Race conditions emerge when system behavior unpredictably depends on the sequence of events, like the order in which threads execute. In Redis, this can happen when multiple clients access or modify the same data concurrently, leading to unforeseen outcomes.
Redis operates in a single-threaded manner, processing commands sequentially. While this ensures atomicity for individual commands, race conditions can still manifest when multiple clients interact with Redis simultaneously.
Semaphores are mechanisms used to control access to a resource. In Redis, when multiple processes, say A and B, vie for a single semaphore, race conditions can arise. For instance, if A updates the counter before B but B checks its rank in the ZSETs first, B might wrongly acquire the semaphore. Later, when A checks its rank, it could inadvertently “snatch” the semaphore from B, causing confusion when B attempts to renew or release it.
Previously, using the system clock to manage locks made these race conditions more probable, especially if there were significant differences in system times. By introducing a counter combined with the owner ZSET, this risk was reduced. However, due to the multiple steps involved, race conditions remain a possibility.
To comprehensively tackle these race conditions, one can employ a distributed lock with timeouts. This involves first attempting to acquire the lock for the semaphore. If successful, the standard semaphore operations are executed. If not, the semaphore acquisition is considered unsuccessful. Here’s a simplified version of the function:
def acquire_semaphore_with_lock(conn, semname, limit, timeout=10):
identifier = acquire_lock(conn, semname, acquire_timeout=.01)
return acquire_fair_semaphore(conn, semname, limit, timeout)
release_lock(conn, semname, identifier)
It might seem counterintuitive to resort to locks after all the progress, but Redis offers multiple solutions to similar problems, each with its pros and cons. Depending on the strictness required:
While the last method is the most accurate, the time saved using simpler semaphores might be offset by resource overuse.

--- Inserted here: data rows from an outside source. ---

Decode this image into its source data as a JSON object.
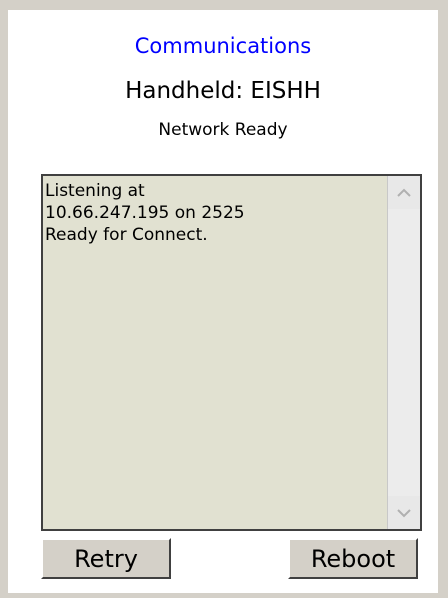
{
  "header": {
    "title": "Communications",
    "handheld": "Handheld: EISHH",
    "status": "Network Ready"
  },
  "log": {
    "text": "Listening at\n10.66.247.195 on 2525\nReady for Connect."
  },
  "buttons": {
    "retry": "Retry",
    "reboot": "Reboot"
  },
  "colors": {
    "title": "#0000ff",
    "log_background": "#e1e1d1",
    "window_background": "#ffffff",
    "frame": "#d4d0c8"
  },
  "icons": {
    "scroll_up": "chevron-up-icon",
    "scroll_down": "chevron-down-icon"
  }
}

Semaphores in Redis can be employed to regulate the number of simultaneous API calls, ensuring databases aren’t overwhelmed with concurrent requests. They can also be used to respect restrictions like those imposed by a website’s robots.txt, ensuring servers aren’t overloaded.